I want to go back to today’s passage one more time.
The Lord said to me, “You are my servant, Israel, in whom I will be glorified.” But I said, “I have labored in vain, I have spent my strength for nothing.”
What servant of God hasn’t, in words laden with exhaustion and defeat, lamented that her work was in vain, that he spent his strength for nothing, that all their labor barely made a dent? The servant who speaks in Isaiah has a good word for us.
“I have labored in vain, I have spent my strength for nothing and vanity; yet surely, yet surely my cause is with the Lord.” Justice, compassion, neighborliness, and reconciliation are not the exhausting causes of over-scheduled servants who have so many other things to do. No, they are expressions of God’s will and purpose and work that point us in the direction of the wholeness and peace we all long for. As servants of God, we’re not pursuing a pile of causes or checking off endless to-do-lists, with barely five-and-a-half hours of sleep at night. No, we trust that our life and work are with the Lord, and that in the company of Jesus our feet are on the road to Zion, to the city where all are at home. We don’t hurry, we don’t worry, we rest in the movement of God, grateful for giants on whose shoulders we get to ride.
 Metalogicon, 1159 C.E.
 John F. A. Sawyer, The Fifth Gospel. Isaiah in the History of Christianity (Cambridge University Press, 1996), p. 1
 Isaiah 42:1
 Isaiah 49:3
 Isaiah 49:5

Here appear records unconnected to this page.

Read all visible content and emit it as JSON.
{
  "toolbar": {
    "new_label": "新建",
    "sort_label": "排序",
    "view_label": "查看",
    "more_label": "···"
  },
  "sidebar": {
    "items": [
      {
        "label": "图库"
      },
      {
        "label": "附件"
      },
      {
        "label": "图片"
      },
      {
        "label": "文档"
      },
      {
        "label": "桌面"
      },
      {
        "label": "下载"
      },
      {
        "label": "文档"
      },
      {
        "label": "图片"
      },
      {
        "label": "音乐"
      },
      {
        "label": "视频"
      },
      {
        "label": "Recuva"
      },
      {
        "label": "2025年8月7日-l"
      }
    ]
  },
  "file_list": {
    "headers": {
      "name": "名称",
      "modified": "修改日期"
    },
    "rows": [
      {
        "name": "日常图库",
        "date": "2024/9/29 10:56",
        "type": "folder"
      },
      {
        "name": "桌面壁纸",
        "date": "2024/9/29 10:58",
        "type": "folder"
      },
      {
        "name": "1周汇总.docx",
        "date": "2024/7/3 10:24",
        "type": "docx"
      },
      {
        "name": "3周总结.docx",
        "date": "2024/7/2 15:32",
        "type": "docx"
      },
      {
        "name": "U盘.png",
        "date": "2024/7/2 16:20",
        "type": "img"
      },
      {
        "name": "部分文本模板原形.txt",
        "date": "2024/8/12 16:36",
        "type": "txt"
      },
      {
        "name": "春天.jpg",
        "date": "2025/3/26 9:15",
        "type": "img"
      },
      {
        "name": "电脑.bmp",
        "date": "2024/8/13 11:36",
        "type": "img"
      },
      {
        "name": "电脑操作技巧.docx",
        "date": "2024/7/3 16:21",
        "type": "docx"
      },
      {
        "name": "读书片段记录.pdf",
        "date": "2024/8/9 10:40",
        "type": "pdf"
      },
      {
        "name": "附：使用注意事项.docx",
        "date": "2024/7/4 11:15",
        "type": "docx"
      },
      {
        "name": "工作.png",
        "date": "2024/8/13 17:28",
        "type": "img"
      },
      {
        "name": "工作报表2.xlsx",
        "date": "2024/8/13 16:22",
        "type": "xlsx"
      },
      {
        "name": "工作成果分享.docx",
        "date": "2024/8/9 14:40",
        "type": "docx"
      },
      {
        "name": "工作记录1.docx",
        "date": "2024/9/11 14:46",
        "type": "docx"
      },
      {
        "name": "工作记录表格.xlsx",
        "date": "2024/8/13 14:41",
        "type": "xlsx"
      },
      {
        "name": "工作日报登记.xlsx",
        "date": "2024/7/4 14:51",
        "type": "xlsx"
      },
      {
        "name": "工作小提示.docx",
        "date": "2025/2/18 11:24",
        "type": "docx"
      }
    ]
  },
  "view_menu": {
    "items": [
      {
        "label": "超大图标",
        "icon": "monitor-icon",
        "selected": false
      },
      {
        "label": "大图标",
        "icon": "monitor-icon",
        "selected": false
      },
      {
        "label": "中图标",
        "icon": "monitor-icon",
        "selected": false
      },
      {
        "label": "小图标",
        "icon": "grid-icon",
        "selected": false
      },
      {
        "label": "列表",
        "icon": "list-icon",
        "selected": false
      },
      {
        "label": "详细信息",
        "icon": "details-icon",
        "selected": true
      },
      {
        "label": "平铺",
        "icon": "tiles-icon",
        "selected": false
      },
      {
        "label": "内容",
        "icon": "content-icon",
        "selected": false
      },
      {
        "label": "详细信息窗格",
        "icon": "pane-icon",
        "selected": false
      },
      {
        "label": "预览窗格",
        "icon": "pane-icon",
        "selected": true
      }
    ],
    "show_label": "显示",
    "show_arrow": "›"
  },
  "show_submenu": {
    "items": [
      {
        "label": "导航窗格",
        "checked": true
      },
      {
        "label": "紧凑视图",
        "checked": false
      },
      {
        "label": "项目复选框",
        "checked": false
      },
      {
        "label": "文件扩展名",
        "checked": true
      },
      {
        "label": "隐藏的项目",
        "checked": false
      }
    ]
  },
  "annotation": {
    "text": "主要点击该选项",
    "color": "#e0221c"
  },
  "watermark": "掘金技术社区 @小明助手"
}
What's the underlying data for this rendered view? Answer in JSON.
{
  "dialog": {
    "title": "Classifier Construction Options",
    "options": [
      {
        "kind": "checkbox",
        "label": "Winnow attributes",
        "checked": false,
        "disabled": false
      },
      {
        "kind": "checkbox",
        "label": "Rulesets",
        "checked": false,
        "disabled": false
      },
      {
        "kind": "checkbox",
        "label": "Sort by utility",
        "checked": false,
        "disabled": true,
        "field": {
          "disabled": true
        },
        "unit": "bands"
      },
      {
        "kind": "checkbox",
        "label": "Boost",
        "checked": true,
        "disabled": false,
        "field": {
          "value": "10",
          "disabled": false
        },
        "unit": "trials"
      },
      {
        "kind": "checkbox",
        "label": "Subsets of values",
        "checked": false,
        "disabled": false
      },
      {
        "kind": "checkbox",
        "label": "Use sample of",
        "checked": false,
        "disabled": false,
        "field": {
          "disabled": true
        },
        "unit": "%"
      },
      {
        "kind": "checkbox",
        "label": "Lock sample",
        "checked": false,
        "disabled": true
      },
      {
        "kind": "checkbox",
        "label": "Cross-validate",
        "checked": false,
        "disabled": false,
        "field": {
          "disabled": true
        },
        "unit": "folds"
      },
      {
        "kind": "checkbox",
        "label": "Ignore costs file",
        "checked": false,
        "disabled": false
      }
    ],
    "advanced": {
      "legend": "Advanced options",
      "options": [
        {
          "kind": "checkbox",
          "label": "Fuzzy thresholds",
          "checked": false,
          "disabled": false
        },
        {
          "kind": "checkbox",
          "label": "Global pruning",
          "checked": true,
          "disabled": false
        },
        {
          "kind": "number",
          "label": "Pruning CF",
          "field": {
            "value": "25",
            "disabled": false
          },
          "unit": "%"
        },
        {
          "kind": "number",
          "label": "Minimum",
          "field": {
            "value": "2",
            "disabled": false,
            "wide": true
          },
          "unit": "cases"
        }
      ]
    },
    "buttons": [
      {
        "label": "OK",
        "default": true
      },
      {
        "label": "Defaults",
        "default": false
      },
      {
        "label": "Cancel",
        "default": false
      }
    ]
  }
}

 Walter Brueggemann, A Story of Loss and Hope (Sojourners Nov-Dec 1998)
 Isaiah 1:16-17
 Isaiah 1:26-27; 2:1-4
 Isaiah 41:10
 Isaiah 43:1; 42:1-4